● **EXERCISE DIRECTIONS**
Write out the entries exactly. None of the pictures should appear in the copy.

● **DATA SUPPLIED**
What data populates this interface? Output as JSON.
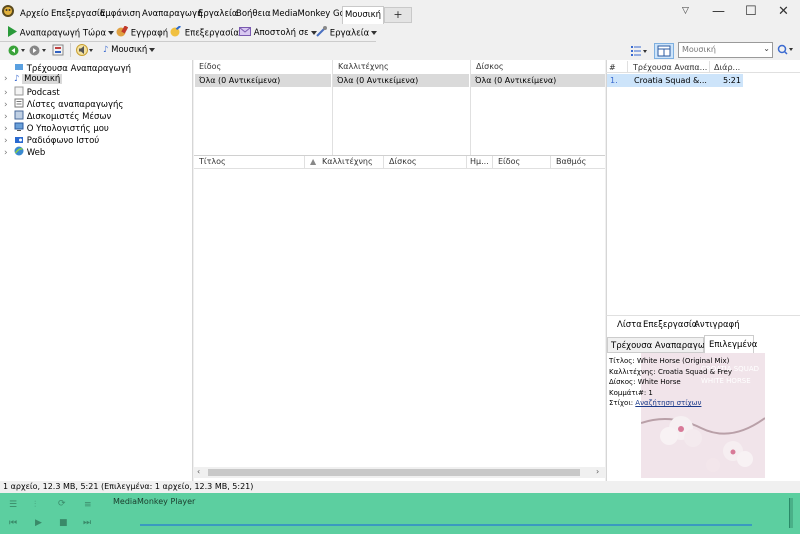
{
  "app": {
    "title": "MediaMonkey"
  },
  "menu": {
    "items": [
      "Αρχείο",
      "Επεξεργασία",
      "Εμφάνιση",
      "Αναπαραγωγή",
      "Εργαλεία",
      "Βοήθεια",
      "MediaMonkey Gold"
    ],
    "active_tab": "Μουσική",
    "add_tab": "+"
  },
  "toolbar": {
    "play_now": "Αναπαραγωγή Τώρα",
    "burn": "Εγγραφή",
    "edit": "Επεξεργασία",
    "send_to": "Αποστολή σε",
    "tools": "Εργαλεία"
  },
  "toolbar2": {
    "node": "Μουσική",
    "search_placeholder": "Μουσική"
  },
  "tree": {
    "items": [
      "Τρέχουσα Αναπαραγωγή",
      "Μουσική",
      "Podcast",
      "Λίστες αναπαραγωγής",
      "Δισκομιστές Μέσων",
      "Ο Υπολογιστής μου",
      "Ραδιόφωνο Ιστού",
      "Web"
    ]
  },
  "browser": {
    "columns": [
      {
        "header": "Είδος",
        "all": "Όλα (0 Αντικείμενα)"
      },
      {
        "header": "Καλλιτέχνης",
        "all": "Όλα (0 Αντικείμενα)"
      },
      {
        "header": "Δίσκος",
        "all": "Όλα (0 Αντικείμενα)"
      }
    ]
  },
  "grid": {
    "headers": [
      "Τίτλος",
      "Καλλιτέχνης",
      "Δίσκος",
      "Ημ...",
      "Είδος",
      "Βαθμός"
    ]
  },
  "now_playing": {
    "headers": [
      "#",
      "Τρέχουσα Αναπα...",
      "Διάρ..."
    ],
    "rows": [
      {
        "num": "1.",
        "title": "Croatia Squad &...",
        "dur": "5:21"
      }
    ],
    "footer": [
      "Λίστα",
      "Επεξεργασία",
      "Αντιγραφή"
    ]
  },
  "info": {
    "tabs": [
      "Τρέχουσα Αναπαραγωγή",
      "Επιλεγμένα"
    ],
    "title_line": "Τίτλος: White Horse (Original Mix)",
    "artist_line": "Καλλιτέχνης: Croatia Squad & Frey",
    "album_line": "Δίσκος: White Horse",
    "track_line": "Κομμάτι#: 1",
    "lyrics_label": "Στίχοι:",
    "lyrics_link": "Αναζήτηση στίχων",
    "art_text_1": "CROATIA SQUAD",
    "art_text_2": "WHITE HORSE"
  },
  "status": "1 αρχείο, 12.3 MB, 5:21 (Επιλεγμένα: 1 αρχείο, 12.3 MB, 5:21)",
  "player": {
    "label": "MediaMonkey Player"
  },
  "colors": {
    "player_bg": "#5ccfa0",
    "accent": "#2a7fd0",
    "selection": "#dadada"
  }
}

● **TASK RESPONSE**
What data populates this interface? Output as JSON.
{
  "app": {
    "title": "MediaMonkey"
  },
  "menu": {
    "items": [
      "Αρχείο",
      "Επεξεργασία",
      "Εμφάνιση",
      "Αναπαραγωγή",
      "Εργαλεία",
      "Βοήθεια",
      "MediaMonkey Gold"
    ],
    "active_tab": "Μουσική",
    "add_tab": "+"
  },
  "toolbar": {
    "play_now": "Αναπαραγωγή Τώρα",
    "burn": "Εγγραφή",
    "edit": "Επεξεργασία",
    "send_to": "Αποστολή σε",
    "tools": "Εργαλεία"
  },
  "toolbar2": {
    "node": "Μουσική",
    "search_placeholder": "Μουσική"
  },
  "tree": {
    "items": [
      "Τρέχουσα Αναπαραγωγή",
      "Μουσική",
      "Podcast",
      "Λίστες αναπαραγωγής",
      "Δισκομιστές Μέσων",
      "Ο Υπολογιστής μου",
      "Ραδιόφωνο Ιστού",
      "Web"
    ]
  },
  "browser": {
    "columns": [
      {
        "header": "Είδος",
        "all": "Όλα (0 Αντικείμενα)"
      },
      {
        "header": "Καλλιτέχνης",
        "all": "Όλα (0 Αντικείμενα)"
      },
      {
        "header": "Δίσκος",
        "all": "Όλα (0 Αντικείμενα)"
      }
    ]
  },
  "grid": {
    "headers": [
      "Τίτλος",
      "Καλλιτέχνης",
      "Δίσκος",
      "Ημ...",
      "Είδος",
      "Βαθμός"
    ]
  },
  "now_playing": {
    "headers": [
      "#",
      "Τρέχουσα Αναπα...",
      "Διάρ..."
    ],
    "rows": [
      {
        "num": "1.",
        "title": "Croatia Squad &...",
        "dur": "5:21"
      }
    ],
    "footer": [
      "Λίστα",
      "Επεξεργασία",
      "Αντιγραφή"
    ]
  },
  "info": {
    "tabs": [
      "Τρέχουσα Αναπαραγωγή",
      "Επιλεγμένα"
    ],
    "title_line": "Τίτλος: White Horse (Original Mix)",
    "artist_line": "Καλλιτέχνης: Croatia Squad & Frey",
    "album_line": "Δίσκος: White Horse",
    "track_line": "Κομμάτι#: 1",
    "lyrics_label": "Στίχοι:",
    "lyrics_link": "Αναζήτηση στίχων",
    "art_text_1": "CROATIA SQUAD",
    "art_text_2": "WHITE HORSE"
  },
  "status": "1 αρχείο, 12.3 MB, 5:21 (Επιλεγμένα: 1 αρχείο, 12.3 MB, 5:21)",
  "player": {
    "label": "MediaMonkey Player"
  },
  "colors": {
    "player_bg": "#5ccfa0",
    "accent": "#2a7fd0",
    "selection": "#dadada"
  }
}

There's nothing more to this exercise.